Last Saturday, a member of my office family passed away from a battle with cancer.
At the memorial service, the pastor told a story about Mike’s Baptism. As a Baptist, they do full immersion. The pastor had not considered the fact that Mike, a wheelchair user, might not be able to climb the 6 steps up to the Baptistry.
It is worth mentioning that areas of religious ritual are exempt and are not required to be accessible.
The story continued:
Pausing in the middle of the service, the Pastor began to panic.
He whispered to Mike, “We could get some help to carry you up.”
Mike replied, “That’s ok, I can manage.”
“Do you want to lean on me?” continued the pastor, trying to be helpful.
Mike was much more able than our bias would let us believe. He said, “Just get out of my way.”
This is how I will remember Mike.
He cold-called me one day to inquire about work. We talked for awhile about being a Registered Accessibility Specialist and the minimum requirements. Since his background was solely in construction, I was not expecting to hear back from him. A few weeks later, he called to say that he had gotten the State to pay for his attendance at the Texas Accessibility Academy.
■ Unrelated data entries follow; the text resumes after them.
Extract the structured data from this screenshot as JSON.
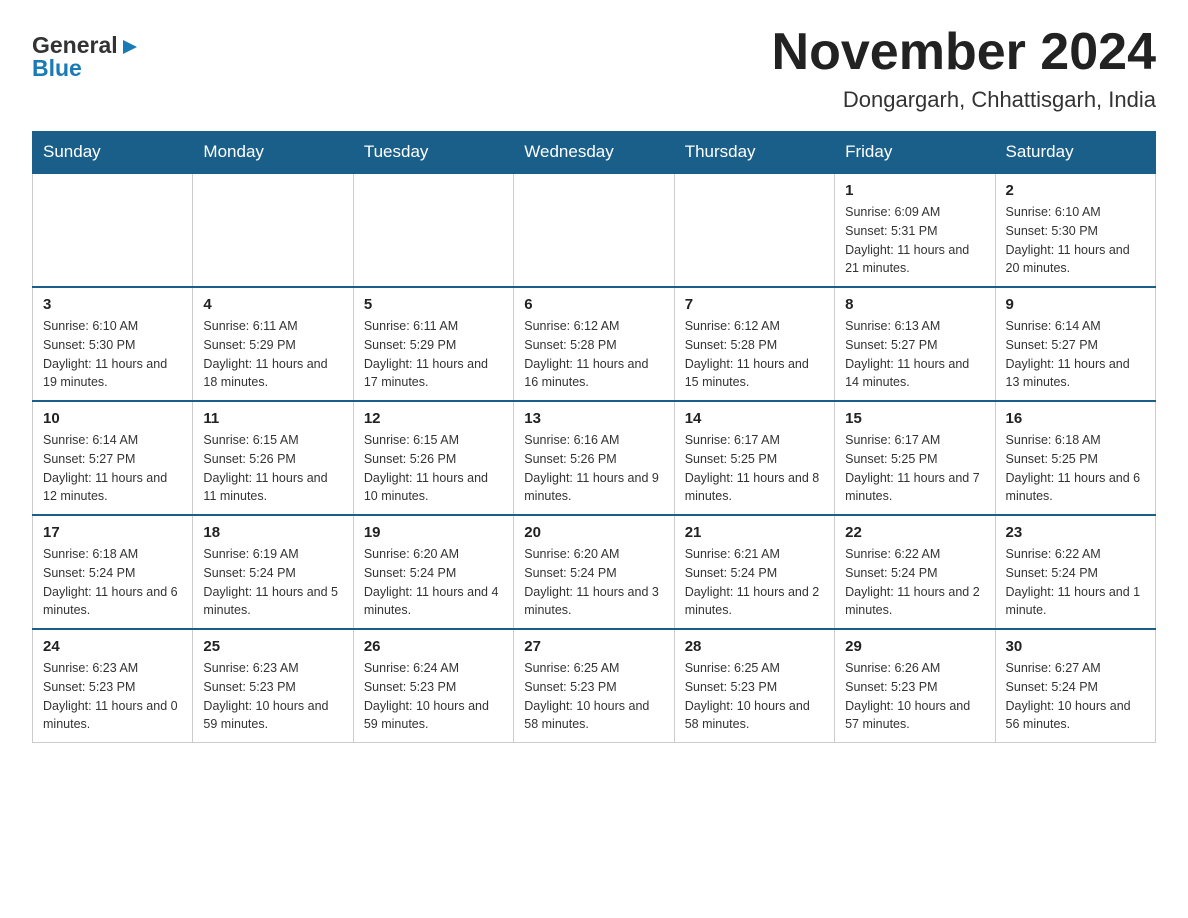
{
  "header": {
    "logo_general": "General",
    "logo_blue": "Blue",
    "title": "November 2024",
    "subtitle": "Dongargarh, Chhattisgarh, India"
  },
  "calendar": {
    "days_of_week": [
      "Sunday",
      "Monday",
      "Tuesday",
      "Wednesday",
      "Thursday",
      "Friday",
      "Saturday"
    ],
    "weeks": [
      [
        {
          "day": "",
          "info": ""
        },
        {
          "day": "",
          "info": ""
        },
        {
          "day": "",
          "info": ""
        },
        {
          "day": "",
          "info": ""
        },
        {
          "day": "",
          "info": ""
        },
        {
          "day": "1",
          "info": "Sunrise: 6:09 AM\nSunset: 5:31 PM\nDaylight: 11 hours and 21 minutes."
        },
        {
          "day": "2",
          "info": "Sunrise: 6:10 AM\nSunset: 5:30 PM\nDaylight: 11 hours and 20 minutes."
        }
      ],
      [
        {
          "day": "3",
          "info": "Sunrise: 6:10 AM\nSunset: 5:30 PM\nDaylight: 11 hours and 19 minutes."
        },
        {
          "day": "4",
          "info": "Sunrise: 6:11 AM\nSunset: 5:29 PM\nDaylight: 11 hours and 18 minutes."
        },
        {
          "day": "5",
          "info": "Sunrise: 6:11 AM\nSunset: 5:29 PM\nDaylight: 11 hours and 17 minutes."
        },
        {
          "day": "6",
          "info": "Sunrise: 6:12 AM\nSunset: 5:28 PM\nDaylight: 11 hours and 16 minutes."
        },
        {
          "day": "7",
          "info": "Sunrise: 6:12 AM\nSunset: 5:28 PM\nDaylight: 11 hours and 15 minutes."
        },
        {
          "day": "8",
          "info": "Sunrise: 6:13 AM\nSunset: 5:27 PM\nDaylight: 11 hours and 14 minutes."
        },
        {
          "day": "9",
          "info": "Sunrise: 6:14 AM\nSunset: 5:27 PM\nDaylight: 11 hours and 13 minutes."
        }
      ],
      [
        {
          "day": "10",
          "info": "Sunrise: 6:14 AM\nSunset: 5:27 PM\nDaylight: 11 hours and 12 minutes."
        },
        {
          "day": "11",
          "info": "Sunrise: 6:15 AM\nSunset: 5:26 PM\nDaylight: 11 hours and 11 minutes."
        },
        {
          "day": "12",
          "info": "Sunrise: 6:15 AM\nSunset: 5:26 PM\nDaylight: 11 hours and 10 minutes."
        },
        {
          "day": "13",
          "info": "Sunrise: 6:16 AM\nSunset: 5:26 PM\nDaylight: 11 hours and 9 minutes."
        },
        {
          "day": "14",
          "info": "Sunrise: 6:17 AM\nSunset: 5:25 PM\nDaylight: 11 hours and 8 minutes."
        },
        {
          "day": "15",
          "info": "Sunrise: 6:17 AM\nSunset: 5:25 PM\nDaylight: 11 hours and 7 minutes."
        },
        {
          "day": "16",
          "info": "Sunrise: 6:18 AM\nSunset: 5:25 PM\nDaylight: 11 hours and 6 minutes."
        }
      ],
      [
        {
          "day": "17",
          "info": "Sunrise: 6:18 AM\nSunset: 5:24 PM\nDaylight: 11 hours and 6 minutes."
        },
        {
          "day": "18",
          "info": "Sunrise: 6:19 AM\nSunset: 5:24 PM\nDaylight: 11 hours and 5 minutes."
        },
        {
          "day": "19",
          "info": "Sunrise: 6:20 AM\nSunset: 5:24 PM\nDaylight: 11 hours and 4 minutes."
        },
        {
          "day": "20",
          "info": "Sunrise: 6:20 AM\nSunset: 5:24 PM\nDaylight: 11 hours and 3 minutes."
        },
        {
          "day": "21",
          "info": "Sunrise: 6:21 AM\nSunset: 5:24 PM\nDaylight: 11 hours and 2 minutes."
        },
        {
          "day": "22",
          "info": "Sunrise: 6:22 AM\nSunset: 5:24 PM\nDaylight: 11 hours and 2 minutes."
        },
        {
          "day": "23",
          "info": "Sunrise: 6:22 AM\nSunset: 5:24 PM\nDaylight: 11 hours and 1 minute."
        }
      ],
      [
        {
          "day": "24",
          "info": "Sunrise: 6:23 AM\nSunset: 5:23 PM\nDaylight: 11 hours and 0 minutes."
        },
        {
          "day": "25",
          "info": "Sunrise: 6:23 AM\nSunset: 5:23 PM\nDaylight: 10 hours and 59 minutes."
        },
        {
          "day": "26",
          "info": "Sunrise: 6:24 AM\nSunset: 5:23 PM\nDaylight: 10 hours and 59 minutes."
        },
        {
          "day": "27",
          "info": "Sunrise: 6:25 AM\nSunset: 5:23 PM\nDaylight: 10 hours and 58 minutes."
        },
        {
          "day": "28",
          "info": "Sunrise: 6:25 AM\nSunset: 5:23 PM\nDaylight: 10 hours and 58 minutes."
        },
        {
          "day": "29",
          "info": "Sunrise: 6:26 AM\nSunset: 5:23 PM\nDaylight: 10 hours and 57 minutes."
        },
        {
          "day": "30",
          "info": "Sunrise: 6:27 AM\nSunset: 5:24 PM\nDaylight: 10 hours and 56 minutes."
        }
      ]
    ]
  }
}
In the end, I did nothing but get out of his way and let him work.
When I was training him to inspect buildings for compliance with the Texas Accessibility Standards, I had to remind him that he was not inspecting for himself. A narrow door or 6″ curb were no barriers to him, a steeper ramp was just a minor annoyance. The Standards are written for the sake of those who are nowhere near as strong as Mike (or stubborn, he apparently mowed the grass with a push mower strapped to the back of his chair).
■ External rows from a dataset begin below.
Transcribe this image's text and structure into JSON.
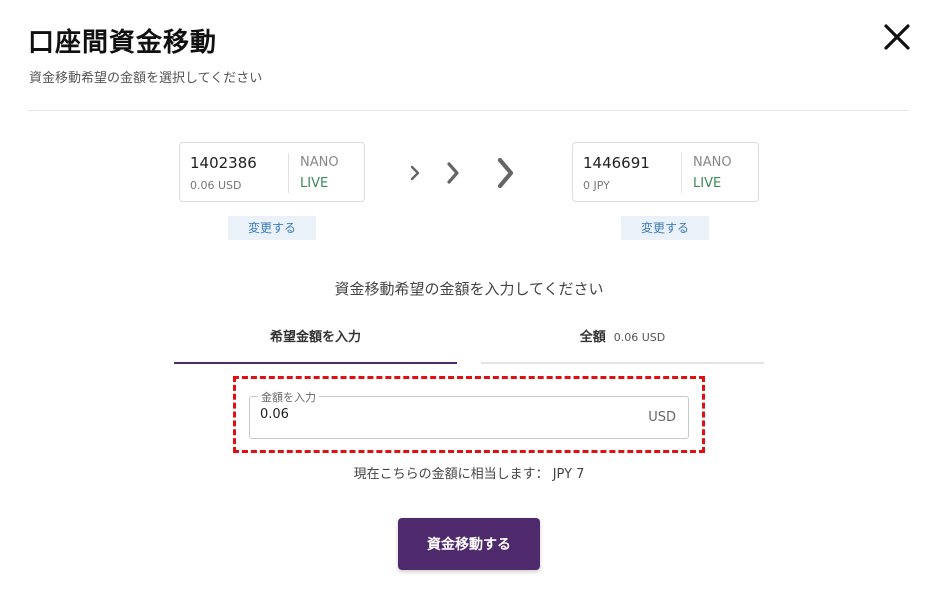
{
  "header": {
    "title": "口座間資金移動",
    "subtitle": "資金移動希望の金額を選択してください"
  },
  "from_account": {
    "number": "1402386",
    "balance": "0.06 USD",
    "type": "NANO",
    "status": "LIVE",
    "change_label": "変更する"
  },
  "to_account": {
    "number": "1446691",
    "balance": "0 JPY",
    "type": "NANO",
    "status": "LIVE",
    "change_label": "変更する"
  },
  "instruction": "資金移動希望の金額を入力してください",
  "tabs": [
    {
      "label": "希望金額を入力",
      "active": true
    },
    {
      "label": "全額",
      "amount": "0.06 USD",
      "active": false
    }
  ],
  "amount_field": {
    "label": "金額を入力",
    "value": "0.06",
    "unit": "USD"
  },
  "equivalent": "現在こちらの金額に相当します： JPY 7",
  "submit_label": "資金移動する",
  "colors": {
    "accent": "#4e2a6d",
    "live": "#3b8a5a",
    "change_bg": "#eaf1f8",
    "change_text": "#3a7cc0",
    "highlight": "#e01010"
  }
}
Listen, Architects. When it comes to designing buildings, just get out of the way. That’s all. Don’t design barriers into your buildings. There are plenty of people, like Mike, that are not looking for special accommodation. They just want you to get out of the way so they can work, play, eat, worship, gather….
I will miss you. You are a real inspiration to me. And I think you gave me way too much credit.
Peace be with you, until we meet again.